data breach

Event ticketing giant Ticketmaster UK experienced an ongoing data breach affecting 40,000 people over the last several months, many of whom have since fallen victim to scams.

The breach was disclosed by the company on June 23, and included a full range of customer information, including names, addresses, phone numbers, payment data, logins and passwords.

As Wired noted, the breach offers a textbook version of what an organization should not do in the aftermath of a cyber event where the best practices remain urgency, transparency and empathy.

Ticketmaster had been warned about the breach in April by Monzo, a UK-based bank after they had an uptick in fraud complaints. The incidents only affected customers who had purchased tickets through the service. Ticketmaster initially ignored Monzo’s, and declined to follow up for months.

The breach was caused by Ticketmaster’s recycling of code from one of their contractors, a company called Ibenta. The code was intended for the website’s chat functionality, and was not secure. Hackers were able to intercept incoming data and orders because the feature was also available on the site’s payment pages.

“The JavaScript we created specifically for Ticketmaster was used on a payments page, which is not what we built it for. Had we known that script would have been used in that way, we would have advised against it, as it poses a security threat,” the CEO of Inbenta said in a public statement.


The Ticketmaster UK breach is a perfect example of organizational hubris. They chose to ignore warnings from a third-party that was in a position to know something had happened, and thousands were hurt as a result. It is also a great example of what a compromise and/or breach response looks like at an organization with no cyber solutions in place.

No matter the size or nature of the enterprise, it exists in a larger ecosystem comprised of other businesses and entities. No business is immune from cyber security compromises.

The Ticketmaster UK breach serves as a reminder us of two certainties in the world of data compromise:

  1. Your organization may not be directly responsible for a data breach, but you are who you hire. Third parties that you rely on are a major cause, as are poor communication about cyber security with those vendors.
  2. Your organization may not discover your data breach. It may be noticed by a third party.

Ticketmaster’s failure to recognize that a large percentage of data breaches are discovered and reported by third party organizations demonstrates a failure to create a company-wide culture where cybersecurity is a priority–from the boardroom to the mailroom.

Financial institutions, credit card companies,  law enforcement and tax collectors are so many canaries in the coalmine, as it were, since they see the results of a breach (A.K.A. fraud).

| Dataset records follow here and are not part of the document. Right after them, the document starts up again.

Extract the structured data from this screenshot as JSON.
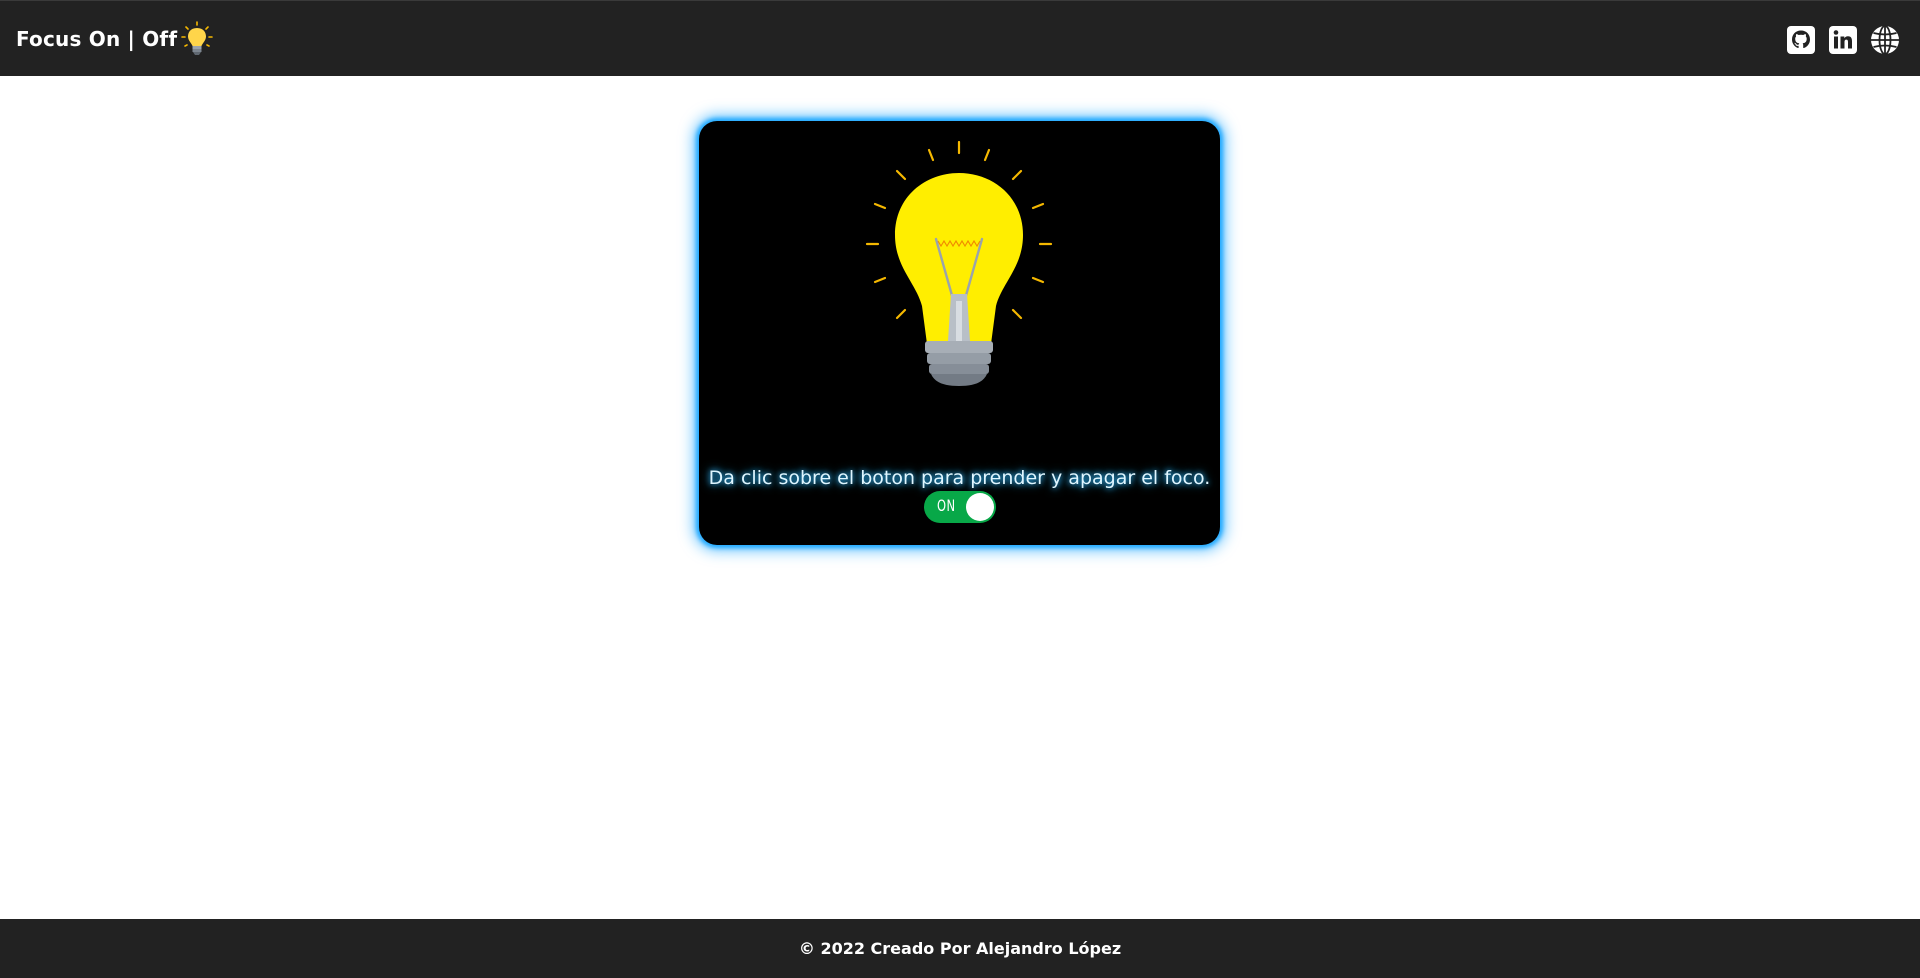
{
  "navbar": {
    "brand": "Focus On | Off",
    "brand_icon": "lightbulb-icon",
    "links": [
      {
        "name": "github-icon"
      },
      {
        "name": "linkedin-icon"
      },
      {
        "name": "globe-icon"
      }
    ]
  },
  "card": {
    "instruction": "Da clic sobre el boton para prender y apagar el foco.",
    "toggle": {
      "label": "ON",
      "state": "on"
    }
  },
  "footer": {
    "text": "© 2022 Creado Por Alejandro López"
  },
  "colors": {
    "navbar_bg": "#222222",
    "card_bg": "#000000",
    "card_glow": "#22aaff",
    "bulb_yellow": "#ffee00",
    "ray_color": "#f5b800",
    "toggle_on": "#08a848"
  }
}
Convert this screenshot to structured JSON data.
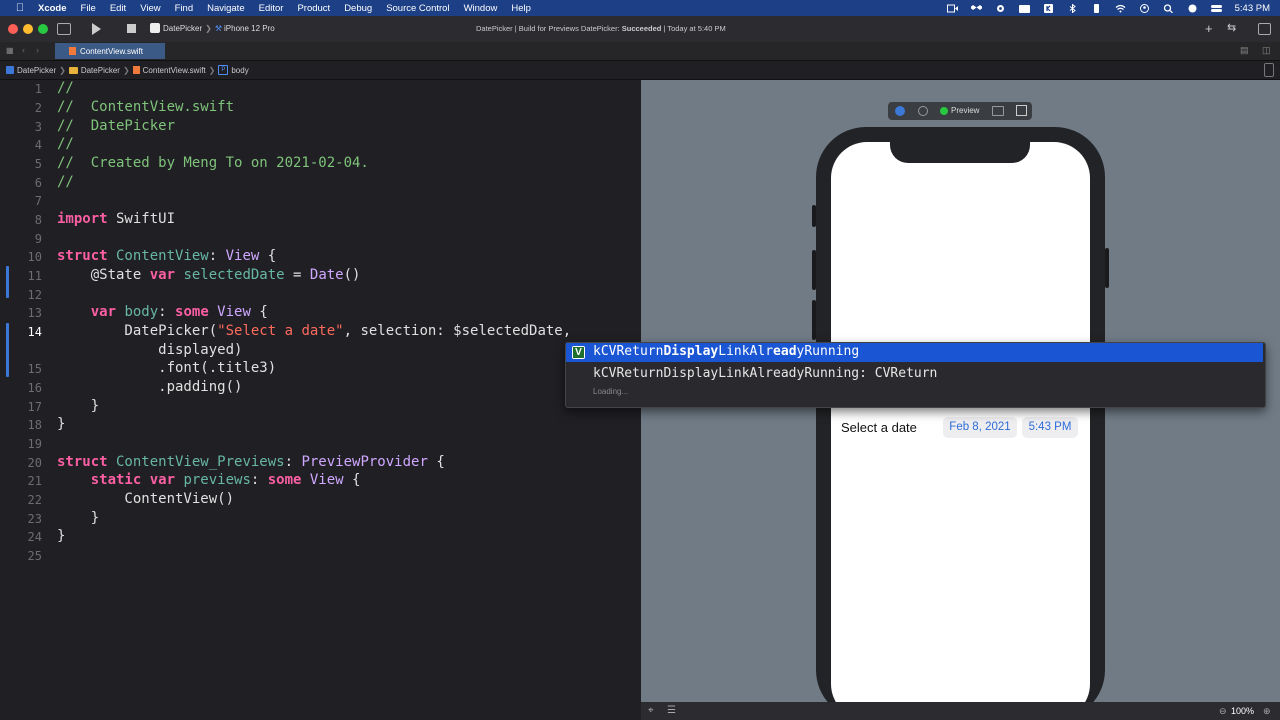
{
  "menubar": {
    "app": "Xcode",
    "items": [
      "File",
      "Edit",
      "View",
      "Find",
      "Navigate",
      "Editor",
      "Product",
      "Debug",
      "Source Control",
      "Window",
      "Help"
    ],
    "clock": "5:43 PM"
  },
  "toolbar": {
    "scheme": "DatePicker",
    "device": "iPhone 12 Pro",
    "activity_prefix": "DatePicker | Build for Previews DatePicker: ",
    "activity_status": "Succeeded",
    "activity_suffix": " | Today at 5:40 PM"
  },
  "tab": {
    "label": "ContentView.swift"
  },
  "jumpbar": [
    "DatePicker",
    "DatePicker",
    "ContentView.swift",
    "body"
  ],
  "editor": {
    "lines": [
      {
        "n": "1",
        "html": "cm:// "
      },
      {
        "n": "2",
        "html": "cm://  ContentView.swift"
      },
      {
        "n": "3",
        "html": "cm://  DatePicker"
      },
      {
        "n": "4",
        "html": "cm://"
      },
      {
        "n": "5",
        "html": "cm://  Created by Meng To on 2021-02-04."
      },
      {
        "n": "6",
        "html": "cm://"
      },
      {
        "n": "7",
        "html": ""
      },
      {
        "n": "8"
      },
      {
        "n": "9"
      },
      {
        "n": "10"
      },
      {
        "n": "11"
      },
      {
        "n": "12"
      },
      {
        "n": "13"
      },
      {
        "n": "14"
      },
      {
        "n": ""
      },
      {
        "n": "15"
      },
      {
        "n": "16"
      },
      {
        "n": "17"
      },
      {
        "n": "18"
      },
      {
        "n": "19"
      },
      {
        "n": "20"
      },
      {
        "n": "21"
      },
      {
        "n": "22"
      },
      {
        "n": "23"
      },
      {
        "n": "24"
      },
      {
        "n": "25"
      }
    ],
    "current_line": "14"
  },
  "code": {
    "l1": "//",
    "l2": "//  ContentView.swift",
    "l3": "//  DatePicker",
    "l4": "//",
    "l5": "//  Created by Meng To on 2021-02-04.",
    "l6": "//",
    "l8_kw": "import",
    "l8_rest": " SwiftUI",
    "l10_kw": "struct",
    "l10_name": " ContentView",
    "l10_colon": ": ",
    "l10_type": "View",
    "l10_end": " {",
    "l11_attr": "    @State ",
    "l11_kw": "var",
    "l11_name": " selectedDate",
    "l11_eq": " = ",
    "l11_type": "Date",
    "l11_end": "()",
    "l13_kw": "    var",
    "l13_name": " body",
    "l13_colon": ": ",
    "l13_kw2": "some",
    "l13_type": " View",
    "l13_end": " {",
    "l14_fn": "        DatePicker(",
    "l14_str": "\"Select a date\"",
    "l14_rest": ", selection: $selectedDate,",
    "l14b": "            displayed)",
    "l15": "            .font(.title3)",
    "l16": "            .padding()",
    "l17": "    }",
    "l18": "}",
    "l20_kw": "struct",
    "l20_name": " ContentView_Previews",
    "l20_colon": ": ",
    "l20_type": "PreviewProvider",
    "l20_end": " {",
    "l21_kw": "    static",
    "l21_kw2": " var",
    "l21_name": " previews",
    "l21_colon": ": ",
    "l21_kw3": "some",
    "l21_type": " View",
    "l21_end": " {",
    "l22": "        ContentView()",
    "l23": "    }",
    "l24": "}"
  },
  "autocomplete": {
    "badge": "V",
    "selected_pre": "kCVReturn",
    "selected_b1": "Display",
    "selected_mid": "LinkAlr",
    "selected_b2": "ead",
    "selected_post": "yRunning",
    "detail": "kCVReturnDisplayLinkAlreadyRunning",
    "detail_type": ": CVReturn",
    "loading": "Loading..."
  },
  "preview": {
    "label": "Preview",
    "picker_label": "Select a date",
    "date": "Feb 8, 2021",
    "time": "5:43 PM",
    "zoom": "100%"
  },
  "colors": {
    "accent": "#1a56d4",
    "menubar": "#1c3f86",
    "keyword": "#fc5fa3",
    "comment": "#7fc37a",
    "string": "#fc6a5d"
  }
}
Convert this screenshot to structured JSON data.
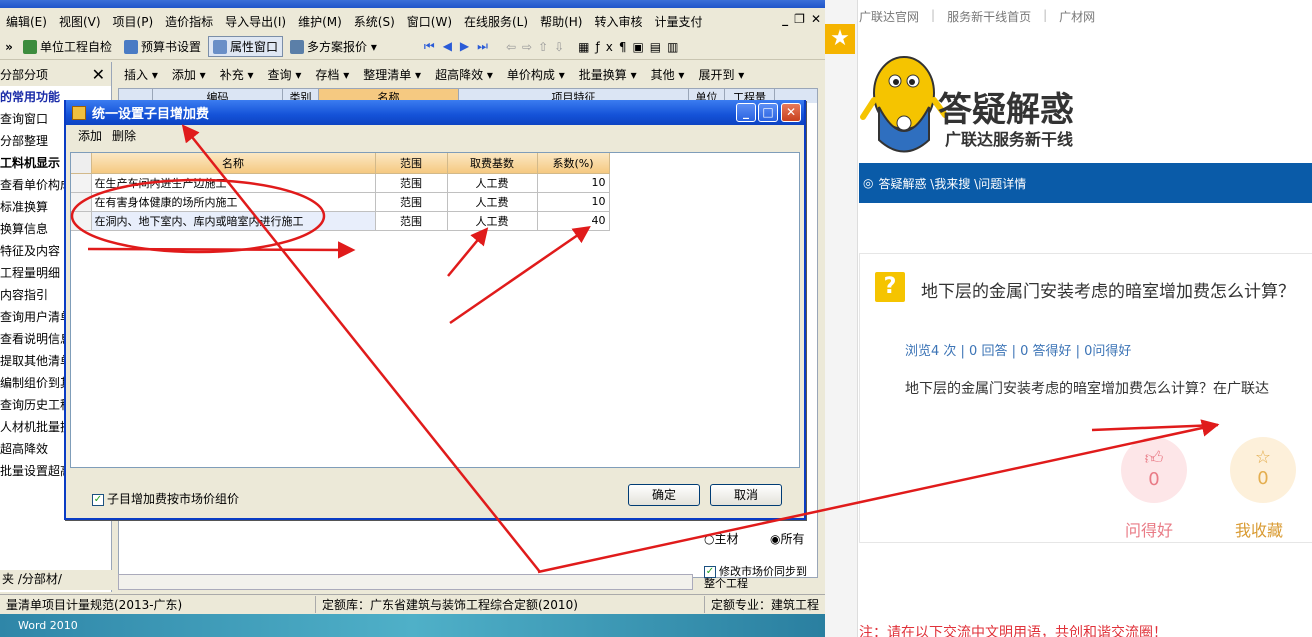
{
  "menubar": {
    "items": [
      "编辑(E)",
      "视图(V)",
      "项目(P)",
      "造价指标",
      "导入导出(I)",
      "维护(M)",
      "系统(S)",
      "窗口(W)",
      "在线服务(L)",
      "帮助(H)",
      "转入审核",
      "计量支付"
    ],
    "window_controls": [
      "_",
      "❐",
      "✕"
    ]
  },
  "toolbar1": {
    "items": [
      "单位工程自检",
      "预算书设置",
      "属性窗口",
      "多方案报价 ▾"
    ]
  },
  "toolbar2": {
    "items": [
      "插入 ▾",
      "添加 ▾",
      "补充 ▾",
      "查询 ▾",
      "存档 ▾",
      "整理清单 ▾",
      "超高降效 ▾",
      "单价构成 ▾",
      "批量换算 ▾",
      "其他 ▾",
      "展开到 ▾"
    ]
  },
  "left_panel": {
    "header": "分部分项",
    "close": "✕",
    "items": [
      "的常用功能",
      "查询窗口",
      "分部整理",
      "工料机显示",
      "查看单价构成",
      "标准换算",
      "换算信息",
      "特征及内容",
      "工程量明细",
      "内容指引",
      "查询用户清单",
      "查看说明信息",
      "提取其他清单",
      "编制组价到其",
      "查询历史工程",
      "人材机批量换",
      "超高降效",
      "批量设置超高"
    ],
    "tabs": "夹 /分部材/"
  },
  "grid": {
    "headers": [
      "",
      "编码",
      "类别",
      "名称",
      "项目特征",
      "单位",
      "工程量"
    ]
  },
  "right_props": {
    "radio_main": "主材",
    "radio_all": "所有",
    "check_sync": "修改市场价同步到整个工程"
  },
  "statusbar": {
    "seg1": "量清单项目计量规范(2013-广东)",
    "seg2": "定额库：广东省建筑与装饰工程综合定额(2010)",
    "seg3": "定额专业：建筑工程"
  },
  "desktop_label": "Word 2010",
  "dialog": {
    "title": "统一设置子目增加费",
    "toolbar": [
      "添加",
      "删除"
    ],
    "columns": [
      "名称",
      "范围",
      "取费基数",
      "系数(%)"
    ],
    "rows": [
      {
        "name": "在生产车间内进生产边施工",
        "scope": "范围",
        "base": "人工费",
        "rate": "10"
      },
      {
        "name": "在有害身体健康的场所内施工",
        "scope": "范围",
        "base": "人工费",
        "rate": "10"
      },
      {
        "name": "在洞内、地下室内、库内或暗室内进行施工",
        "scope": "范围",
        "base": "人工费",
        "rate": "40"
      }
    ],
    "checkbox_label": "子目增加费按市场价组价",
    "ok": "确定",
    "cancel": "取消"
  },
  "web": {
    "topnav": [
      "广联达官网",
      "服务新干线首页",
      "广材网"
    ],
    "logo_title": "答疑解惑",
    "logo_subtitle": "广联达服务新干线",
    "breadcrumb": "答疑解惑 \\我来搜 \\问题详情",
    "question_title": "地下层的金属门安装考虑的暗室增加费怎么计算？",
    "stats": "浏览4 次 | 0 回答 | 0 答得好 | 0问得好",
    "question_body": "地下层的金属门安装考虑的暗室增加费怎么计算？在广联达",
    "like_count": "0",
    "like_label": "问得好",
    "fav_count": "0",
    "fav_label": "我收藏",
    "warning": "注：请在以下交流中文明用语，共创和谐交流圈！"
  },
  "colors": {
    "annotation": "#e01b1b",
    "dialog_title": "#1452d8",
    "web_bar": "#0a5ba8"
  }
}
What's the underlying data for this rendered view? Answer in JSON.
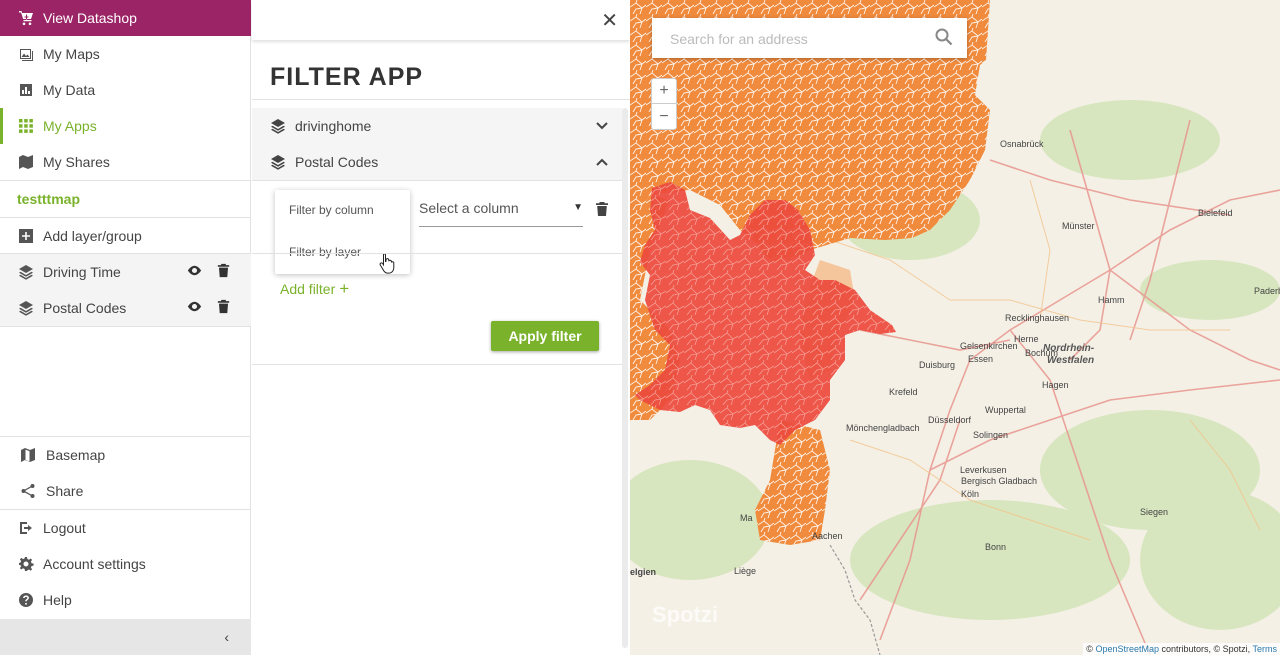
{
  "sidebar": {
    "datashop_label": "View Datashop",
    "nav": [
      {
        "label": "My Maps",
        "icon": "maps-icon"
      },
      {
        "label": "My Data",
        "icon": "chart-icon"
      },
      {
        "label": "My Apps",
        "icon": "apps-grid-icon",
        "active": true
      },
      {
        "label": "My Shares",
        "icon": "shares-icon"
      }
    ],
    "map_name": "testttmap",
    "add_layer_label": "Add layer/group",
    "layers": [
      {
        "label": "Driving Time"
      },
      {
        "label": "Postal Codes"
      }
    ],
    "bottom": [
      {
        "label": "Basemap"
      },
      {
        "label": "Share"
      },
      {
        "label": "Logout"
      },
      {
        "label": "Account settings"
      },
      {
        "label": "Help"
      }
    ],
    "collapse_glyph": "‹"
  },
  "panel": {
    "close_glyph": "✕",
    "title": "FILTER APP",
    "accordion": [
      {
        "label": "drivinghome",
        "chevron": "﹀",
        "expanded": false
      },
      {
        "label": "Postal Codes",
        "chevron": "︿",
        "expanded": true
      }
    ],
    "filter_type_options": [
      "Filter by column",
      "Filter by layer"
    ],
    "column_select_value": "Select a column",
    "column_select_arrow": "▼",
    "add_filter_label": "Add filter",
    "add_filter_plus": "+",
    "apply_label": "Apply filter"
  },
  "map": {
    "search_placeholder": "Search for an address",
    "zoom_in": "+",
    "zoom_out": "−",
    "cities": [
      {
        "name": "Osnabrück"
      },
      {
        "name": "Bielefeld"
      },
      {
        "name": "Münster"
      },
      {
        "name": "Hamm"
      },
      {
        "name": "Paderbo"
      },
      {
        "name": "Recklinghausen"
      },
      {
        "name": "Herne"
      },
      {
        "name": "Gelsenkirchen"
      },
      {
        "name": "Bochum"
      },
      {
        "name": "Essen"
      },
      {
        "name": "Duisburg"
      },
      {
        "name": "Hagen"
      },
      {
        "name": "Krefeld"
      },
      {
        "name": "Wuppertal"
      },
      {
        "name": "Düsseldorf"
      },
      {
        "name": "Mönchengladbach"
      },
      {
        "name": "Solingen"
      },
      {
        "name": "Leverkusen"
      },
      {
        "name": "Bergisch Gladbach"
      },
      {
        "name": "Köln"
      },
      {
        "name": "Siegen"
      },
      {
        "name": "Bonn"
      },
      {
        "name": "Aachen"
      },
      {
        "name": "Liège"
      },
      {
        "name": "Ma"
      },
      {
        "name": "elgien"
      }
    ],
    "region_label_1": "Nordrhein-",
    "region_label_2": "Westfalen",
    "watermark": "Spotzi",
    "attribution_prefix": "© ",
    "attribution_link": "OpenStreetMap",
    "attribution_mid": " contributors, © Spotzi, ",
    "attribution_terms": "Terms"
  },
  "colors": {
    "brand_purple": "#9b2466",
    "accent_green": "#7ab22b",
    "orange_region": "#f08a3c",
    "red_region": "#ec4a3c"
  }
}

The damage to Ticketmaster UK’s reputation is increasingly the karmic payback that these failures of cybersecurity protocol and culture engender. If you don’t have a cybersecurity plan in place, and a culture of awareness about the dangers out there, you’re a news story waiting to happen.